Building Black, Part 2: Celebrating Wisconsin’s Black Architects
The National Council of Architect Registration Board says there are about 1,528 licensed architects in Wisconsin. Of those, 11 are Black – just 0.71%. Several projects around the state aim to change that. We have a state chapter of the National Organization of Minority Architects and the Hip Hop Architecture Camp. Additionally, several significant projects around the state led by Black business leaders who have hired firms owned by or led by Black architects to be part of their project.
To celebrate Black History Month, National Guardian Life Insurance Company has sponsored this three-part series, highlighting some of those architects, aspiring architects and designers literally building Wisconsin.
AIA: American Institute of Architects
FAIA: Fellow, American Institute of Architects
NOMA: National Organization of Minority Architects
Anina Mbilinyi, AIA, NOMA, is a licensed architect and a Lead/Senior Project Architect with Flad Architects in Madison.

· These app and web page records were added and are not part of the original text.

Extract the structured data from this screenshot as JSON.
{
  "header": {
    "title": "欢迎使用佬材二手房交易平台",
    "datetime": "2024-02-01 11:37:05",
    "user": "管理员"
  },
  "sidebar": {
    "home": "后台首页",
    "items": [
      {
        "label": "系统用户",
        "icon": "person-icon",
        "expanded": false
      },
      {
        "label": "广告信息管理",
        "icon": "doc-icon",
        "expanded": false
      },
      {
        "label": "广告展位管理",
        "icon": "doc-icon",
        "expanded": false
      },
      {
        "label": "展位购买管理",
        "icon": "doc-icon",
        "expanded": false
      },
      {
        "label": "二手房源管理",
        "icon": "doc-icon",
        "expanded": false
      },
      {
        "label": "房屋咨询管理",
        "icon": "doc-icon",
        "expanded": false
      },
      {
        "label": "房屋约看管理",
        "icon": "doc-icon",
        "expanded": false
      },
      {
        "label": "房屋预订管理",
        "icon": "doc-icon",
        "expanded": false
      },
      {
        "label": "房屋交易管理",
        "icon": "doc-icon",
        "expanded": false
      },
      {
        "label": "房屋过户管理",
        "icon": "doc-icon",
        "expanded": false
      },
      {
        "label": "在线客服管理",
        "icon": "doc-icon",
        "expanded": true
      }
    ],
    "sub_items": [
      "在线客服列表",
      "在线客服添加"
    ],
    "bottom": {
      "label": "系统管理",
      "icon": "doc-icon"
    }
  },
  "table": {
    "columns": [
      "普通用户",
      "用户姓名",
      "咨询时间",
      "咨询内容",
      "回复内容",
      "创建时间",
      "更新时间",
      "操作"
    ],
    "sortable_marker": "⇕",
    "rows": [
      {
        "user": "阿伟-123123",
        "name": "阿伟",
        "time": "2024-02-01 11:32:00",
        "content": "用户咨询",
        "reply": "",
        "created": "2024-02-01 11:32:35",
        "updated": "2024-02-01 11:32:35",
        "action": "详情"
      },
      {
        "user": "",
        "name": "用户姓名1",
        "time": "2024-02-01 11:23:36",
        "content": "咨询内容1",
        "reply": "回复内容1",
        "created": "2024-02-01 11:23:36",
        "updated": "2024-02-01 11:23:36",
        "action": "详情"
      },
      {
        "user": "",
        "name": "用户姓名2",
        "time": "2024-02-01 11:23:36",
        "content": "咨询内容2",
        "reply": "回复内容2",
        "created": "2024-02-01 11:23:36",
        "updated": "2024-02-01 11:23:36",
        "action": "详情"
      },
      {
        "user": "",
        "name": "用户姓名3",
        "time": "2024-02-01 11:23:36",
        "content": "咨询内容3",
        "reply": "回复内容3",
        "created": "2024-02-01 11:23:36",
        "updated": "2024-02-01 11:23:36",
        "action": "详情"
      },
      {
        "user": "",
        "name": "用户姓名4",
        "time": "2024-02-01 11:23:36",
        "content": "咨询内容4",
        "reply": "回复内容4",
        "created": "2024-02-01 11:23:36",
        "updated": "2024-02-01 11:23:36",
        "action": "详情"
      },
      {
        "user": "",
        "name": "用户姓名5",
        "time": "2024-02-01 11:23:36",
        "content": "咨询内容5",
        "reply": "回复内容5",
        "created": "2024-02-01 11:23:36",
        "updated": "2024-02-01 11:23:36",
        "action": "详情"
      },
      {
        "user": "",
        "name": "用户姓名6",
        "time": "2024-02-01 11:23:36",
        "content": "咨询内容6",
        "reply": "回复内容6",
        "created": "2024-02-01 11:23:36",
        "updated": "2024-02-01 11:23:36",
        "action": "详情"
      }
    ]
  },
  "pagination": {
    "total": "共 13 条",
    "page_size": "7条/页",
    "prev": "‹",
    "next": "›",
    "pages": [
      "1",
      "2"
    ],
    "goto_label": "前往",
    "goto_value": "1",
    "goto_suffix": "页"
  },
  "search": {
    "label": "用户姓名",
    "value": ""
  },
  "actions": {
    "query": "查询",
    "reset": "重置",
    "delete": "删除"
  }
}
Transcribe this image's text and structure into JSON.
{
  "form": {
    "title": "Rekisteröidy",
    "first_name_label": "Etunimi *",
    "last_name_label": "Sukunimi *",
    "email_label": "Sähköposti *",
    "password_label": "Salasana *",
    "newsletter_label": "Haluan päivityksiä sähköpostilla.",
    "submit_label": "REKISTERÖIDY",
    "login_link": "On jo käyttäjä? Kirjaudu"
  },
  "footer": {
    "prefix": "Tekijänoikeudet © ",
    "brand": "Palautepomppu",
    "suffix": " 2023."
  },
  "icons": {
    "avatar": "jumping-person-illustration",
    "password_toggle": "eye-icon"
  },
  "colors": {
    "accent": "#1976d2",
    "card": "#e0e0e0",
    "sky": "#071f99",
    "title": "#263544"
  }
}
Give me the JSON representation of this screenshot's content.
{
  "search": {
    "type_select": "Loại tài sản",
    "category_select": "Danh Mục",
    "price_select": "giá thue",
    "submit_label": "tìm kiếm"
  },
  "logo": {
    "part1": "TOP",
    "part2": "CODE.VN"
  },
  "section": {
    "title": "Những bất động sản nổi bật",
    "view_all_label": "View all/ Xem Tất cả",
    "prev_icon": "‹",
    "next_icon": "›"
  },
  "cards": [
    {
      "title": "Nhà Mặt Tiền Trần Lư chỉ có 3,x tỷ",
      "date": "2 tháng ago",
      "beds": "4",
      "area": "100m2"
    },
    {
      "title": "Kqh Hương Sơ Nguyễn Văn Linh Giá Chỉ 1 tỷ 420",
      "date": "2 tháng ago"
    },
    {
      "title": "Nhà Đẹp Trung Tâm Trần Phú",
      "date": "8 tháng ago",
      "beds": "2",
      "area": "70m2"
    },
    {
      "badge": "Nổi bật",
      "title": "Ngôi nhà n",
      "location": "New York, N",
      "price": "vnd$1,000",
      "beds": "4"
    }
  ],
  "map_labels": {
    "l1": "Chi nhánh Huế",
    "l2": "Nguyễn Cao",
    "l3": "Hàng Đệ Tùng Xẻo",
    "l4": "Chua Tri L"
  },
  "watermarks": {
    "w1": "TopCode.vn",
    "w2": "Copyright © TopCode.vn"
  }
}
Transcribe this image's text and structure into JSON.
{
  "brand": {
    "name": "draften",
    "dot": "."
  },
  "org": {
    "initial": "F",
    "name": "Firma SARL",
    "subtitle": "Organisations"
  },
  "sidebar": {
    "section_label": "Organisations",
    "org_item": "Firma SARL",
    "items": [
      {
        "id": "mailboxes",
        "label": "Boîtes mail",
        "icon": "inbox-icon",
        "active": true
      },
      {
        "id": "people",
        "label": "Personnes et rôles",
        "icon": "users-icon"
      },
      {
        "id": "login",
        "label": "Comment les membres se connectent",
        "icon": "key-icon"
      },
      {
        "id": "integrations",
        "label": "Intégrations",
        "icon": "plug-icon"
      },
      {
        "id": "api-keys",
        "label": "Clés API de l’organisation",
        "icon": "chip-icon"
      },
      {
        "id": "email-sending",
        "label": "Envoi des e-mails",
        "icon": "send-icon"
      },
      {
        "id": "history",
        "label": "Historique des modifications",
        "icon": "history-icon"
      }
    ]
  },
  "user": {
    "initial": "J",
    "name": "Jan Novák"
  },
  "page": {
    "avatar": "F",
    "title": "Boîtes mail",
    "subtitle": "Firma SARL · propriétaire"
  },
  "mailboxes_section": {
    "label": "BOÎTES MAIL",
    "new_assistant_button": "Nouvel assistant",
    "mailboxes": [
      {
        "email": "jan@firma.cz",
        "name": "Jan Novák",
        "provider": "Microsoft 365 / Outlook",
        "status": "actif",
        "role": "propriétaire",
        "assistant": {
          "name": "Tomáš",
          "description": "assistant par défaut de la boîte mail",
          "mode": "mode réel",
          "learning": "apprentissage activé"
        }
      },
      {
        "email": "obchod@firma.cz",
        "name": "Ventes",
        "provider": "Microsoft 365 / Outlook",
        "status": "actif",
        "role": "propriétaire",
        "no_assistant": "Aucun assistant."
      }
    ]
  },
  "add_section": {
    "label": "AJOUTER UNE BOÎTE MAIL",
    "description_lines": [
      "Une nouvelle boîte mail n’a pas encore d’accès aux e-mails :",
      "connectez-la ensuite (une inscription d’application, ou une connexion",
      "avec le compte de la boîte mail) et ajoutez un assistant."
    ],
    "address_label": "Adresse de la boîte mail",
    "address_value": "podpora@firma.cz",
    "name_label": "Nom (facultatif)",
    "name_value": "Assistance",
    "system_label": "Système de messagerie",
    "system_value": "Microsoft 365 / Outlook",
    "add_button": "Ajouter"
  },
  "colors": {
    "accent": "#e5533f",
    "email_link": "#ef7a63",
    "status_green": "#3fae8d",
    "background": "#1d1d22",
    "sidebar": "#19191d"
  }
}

She has over 25 years of experience working on complex buildings that function to save lives across the world. The experience includes research labs, medical manufacturing facilities, hospitals, and higher education teaching facilities for renowned engineers, chemists and physicists. Anina is also a champion of sustainability who is passionate about environmental justice and social equity. Anina supports her community by volunteering including co-chairing the Wisconsin DEI Challenge, an effort of the Wisco NOMA and AIA Wisconsin effort based on the Wisconsin Culture. She earned a bachelor’s degree in mathematics and studio art from Macalester College and a master’s degree in urban design and architecture from UW-Milwaukee.
Rafeeq Asad, NOMA, is vice president and director of team development at JLA Architects and Planners in Madison, and vice president of the Wisconsin chapter of the National Organization of Minority Architects. He earned a degree in business administration in 2002 and followed up in 2004 with a degree in urban and regional planning from Florida State and a master’s in architecture from Florida A&M in 2009. He went on to complete a fellowship in urban design at Carnegie Mellon University. He is the lead designer on several major, transformational projects in the Madison area, including the Center for Black Excellence and Culture, the Black Business Hub, One City Schools and The Imagination Center and Reindahl Park.
Chitani Ndisale, NOMA, is a project manager at Flad Architects in Madison. He attended the Iowa State University College of Design, graduating in 2005. His most significant projects include the Northwestern University Seeley G. Mudd Library in Evanston, Illinois; University of Saskatchewan Collaborative Sciences Research Building, Saskatchewan, Canada; and Stonybrook University Advanced Energy Center, Long Island, New York.
Part 3 coming tomorrow!